“He was a generous supporter of Jewish causes, but his philanthropic activities stretched far and wide in support of many charitable organizations beyond the Jewish community,” observed Keith Landy, national president of the Canadian Jewish Congress.
Asper died before seeing his boldest charitable endeavor to completion. Earlier this year he announced plans for a $270-million facility, the Canadian Museum for Human Rights, to be built in a prime section of Winnipeg’s historic riverfront.
The proposed museum is expected to be completed by about 2007, with additional funding coming from three levels of government. It will focus on the themes of racial and religious intolerance and will include a Holocaust gallery.
“I don’t think in Canadian history has any city had a champion like Winnipeg had in Izzy Asper,” Winnipeg Mayor Gary Murray said. “One of the things we must do is ensure his dream of this museum becomes a reality.”
Though he turned over much of his business involvement to his children in recent years, Asper remained closely involved with the foundation.

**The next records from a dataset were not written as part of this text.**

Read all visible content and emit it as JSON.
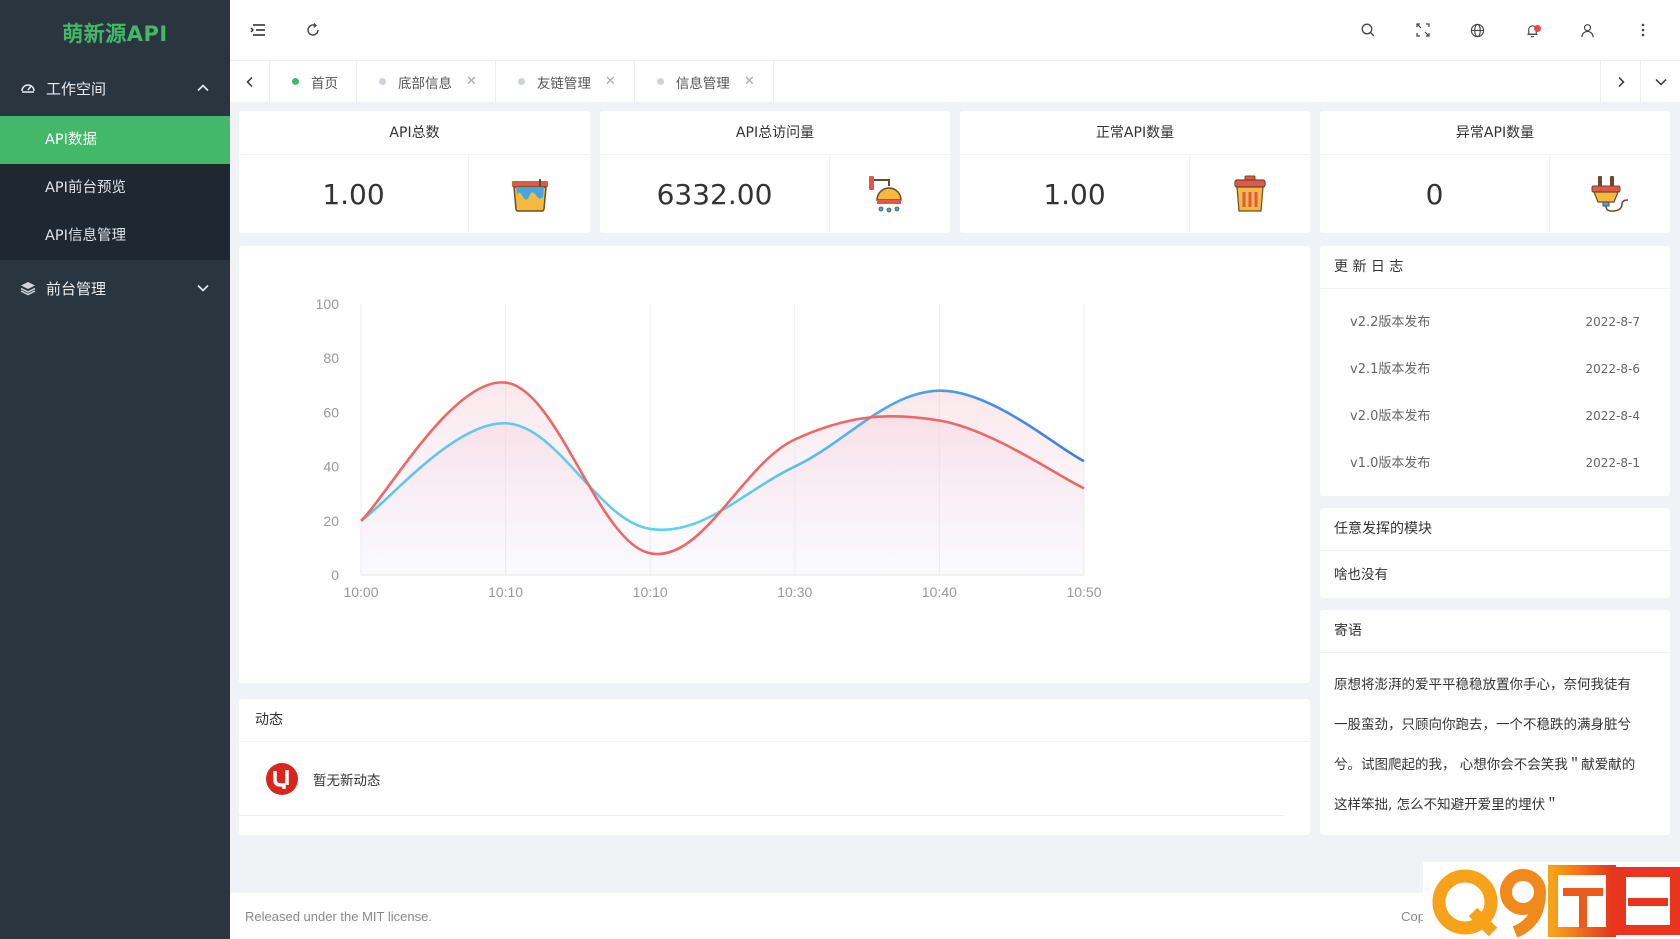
{
  "app": {
    "title": "萌新源API"
  },
  "sidebar": {
    "workspace": {
      "label": "工作空间",
      "items": [
        {
          "label": "API数据",
          "active": true
        },
        {
          "label": "API前台预览",
          "active": false
        },
        {
          "label": "API信息管理",
          "active": false
        }
      ]
    },
    "frontend": {
      "label": "前台管理"
    }
  },
  "tabs": [
    {
      "label": "首页",
      "active": true,
      "closable": false
    },
    {
      "label": "底部信息",
      "active": false,
      "closable": true
    },
    {
      "label": "友链管理",
      "active": false,
      "closable": true
    },
    {
      "label": "信息管理",
      "active": false,
      "closable": true
    }
  ],
  "stats": [
    {
      "title": "API总数",
      "value": "1.00",
      "icon": "paint-bucket-icon"
    },
    {
      "title": "API总访问量",
      "value": "6332.00",
      "icon": "shower-icon"
    },
    {
      "title": "正常API数量",
      "value": "1.00",
      "icon": "trash-can-icon"
    },
    {
      "title": "异常API数量",
      "value": "0",
      "icon": "plug-icon"
    }
  ],
  "changelog": {
    "title": "更 新 日 志",
    "items": [
      {
        "label": "v2.2版本发布",
        "date": "2022-8-7"
      },
      {
        "label": "v2.1版本发布",
        "date": "2022-8-6"
      },
      {
        "label": "v2.0版本发布",
        "date": "2022-8-4"
      },
      {
        "label": "v1.0版本发布",
        "date": "2022-8-1"
      }
    ]
  },
  "module": {
    "title": "任意发挥的模块",
    "text": "啥也没有"
  },
  "message": {
    "title": "寄语",
    "lines": [
      "原想将澎湃的爱平平稳稳放置你手心，奈何我徒有",
      "一股蛮劲，只顾向你跑去，一个不稳跌的满身脏兮",
      "兮。试图爬起的我， 心想你会不会笑我＂献爱献的",
      "这样笨拙, 怎么不知避开爱里的埋伏＂"
    ]
  },
  "activity": {
    "title": "动态",
    "empty_text": "暂无新动态"
  },
  "footer": {
    "left": "Released under the MIT license.",
    "right": "Cop"
  },
  "chart_data": {
    "type": "line",
    "categories": [
      "10:00",
      "10:10",
      "10:10",
      "10:30",
      "10:40",
      "10:50"
    ],
    "series": [
      {
        "values": [
          20,
          56,
          17,
          40,
          68,
          42
        ],
        "color": "#4a86e8"
      },
      {
        "values": [
          20,
          71,
          8,
          50,
          57,
          32
        ],
        "color": "#ee6666"
      }
    ],
    "ylim": [
      0,
      100
    ],
    "yticks": [
      "0",
      "20",
      "40",
      "60",
      "80",
      "100"
    ],
    "grid": "vertical"
  }
}
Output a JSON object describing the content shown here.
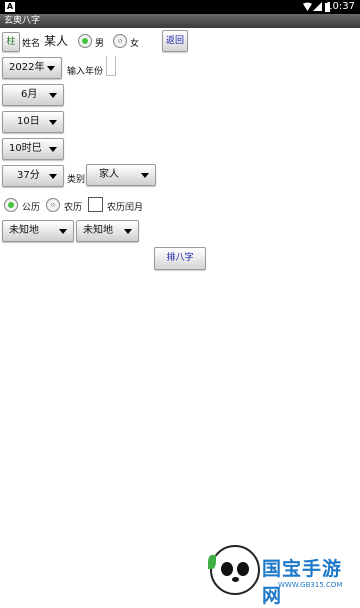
{
  "status_bar": {
    "app_badge": "A",
    "time": "10:37"
  },
  "title_bar": {
    "title": "玄奥八字"
  },
  "form": {
    "pillar_button": "柱",
    "name_label": "姓名",
    "name_value": "某人",
    "gender": {
      "male": "男",
      "female": "女",
      "selected": "male"
    },
    "back_button": "返回",
    "year_select": "2022年",
    "year_input_label": "输入年份",
    "month_select": "6月",
    "day_select": "10日",
    "hour_select": "10时巳",
    "minute_select": "37分",
    "category_label": "类别",
    "category_select": "家人",
    "calendar": {
      "solar": "公历",
      "lunar": "农历",
      "selected": "solar"
    },
    "leap_month_label": "农历闰月",
    "leap_month_checked": false,
    "place_select_1": "未知地",
    "place_select_2": "未知地",
    "submit_button": "排八字"
  },
  "watermark": {
    "brand": "国宝手游网",
    "url": "WWW.GB315.COM"
  }
}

“Other than my family, the Asper Foundation gives me the greatest pleasure in life,” he told Lifestyles, a Toronto-based magazine, earlier this year. “When you take a look at what’s real in life and you take away the games and challenges, you see what’s really important.”
The son of Ukrainian Jews who fled pogroms in the early part of the century, Asper was born in Minnedosa, Manitoba, in 1932, the youngest of three siblings. His parents ran a local movie theater.
After passing the Manitoba bar in 1957, he had a brief political career, then founded his company in 1977 by purchasing a North Dakota television station and moving it to Winnipeg.
Today the company operates networks and stations in Australia, New Zealand and Ireland, in addition to the 11-station CanWest Global network in Canada.
It also has various media holdings in Britain and the United States.
In 2000, the company made a foray into print with the $3.2 billion purchase of the Southam newspaper group and other properties from Conrad Black’s Hollinger Inc.
Shortly afterward, the chain’s head office engaged in a controversial public tug of war with several member papers over control of their editorial pages and policies. The contest eventually resulted in the firing of the Ottawa Citizen’s publisher.
An articulate and energetic defender of Israel, Asper penned articles and gave speeches supportive of Israel and critical of Arab intolerance toward the Jewish state. Last year, at the height of the intifada, he led a delegation of Winnipeggers to Israel.
“I think Canadians should show solidarity with a very beleaguered people,” he said before the trip. “Israel is the only democracy in the entire region. It supports human rights.”
“The people there are feeling very isolated,” he added. “Their morale is low. They must be supported.”
Sometimes described as a ruthless businessman and tough-as-nails deal-maker, Asper held strong opinions and never hesitated to express them.
“In his battle against the many falsifications and slanders hurled at the Jewish state and the Jewish people, Izzy puts forward the facts, bravely challenging hypocrisy and political correctness,” former Israeli Prime Minister Benjamin Netanyahu said earlier this year. “This is the mark of a strong character and an independent mind, both of which Izzy Asper possesses in abundance.”
Jewish officials joined many other Canadians in paying tribute to Asper and offering condolences to his family.
“Mr. Asper’s death leaves an enormous void in the Canadian Jewish community,” said Simon Fogel, CEO of the Canada-Israel Committee. “We know that Izzy’s incredible commitment to Canada, the Jewish state and the Jewish people will serve as an inspiration to future generations.”
Asper leaves his wife Ruth, also known as “Babs,” sons David and Leonard, and daughter Gail.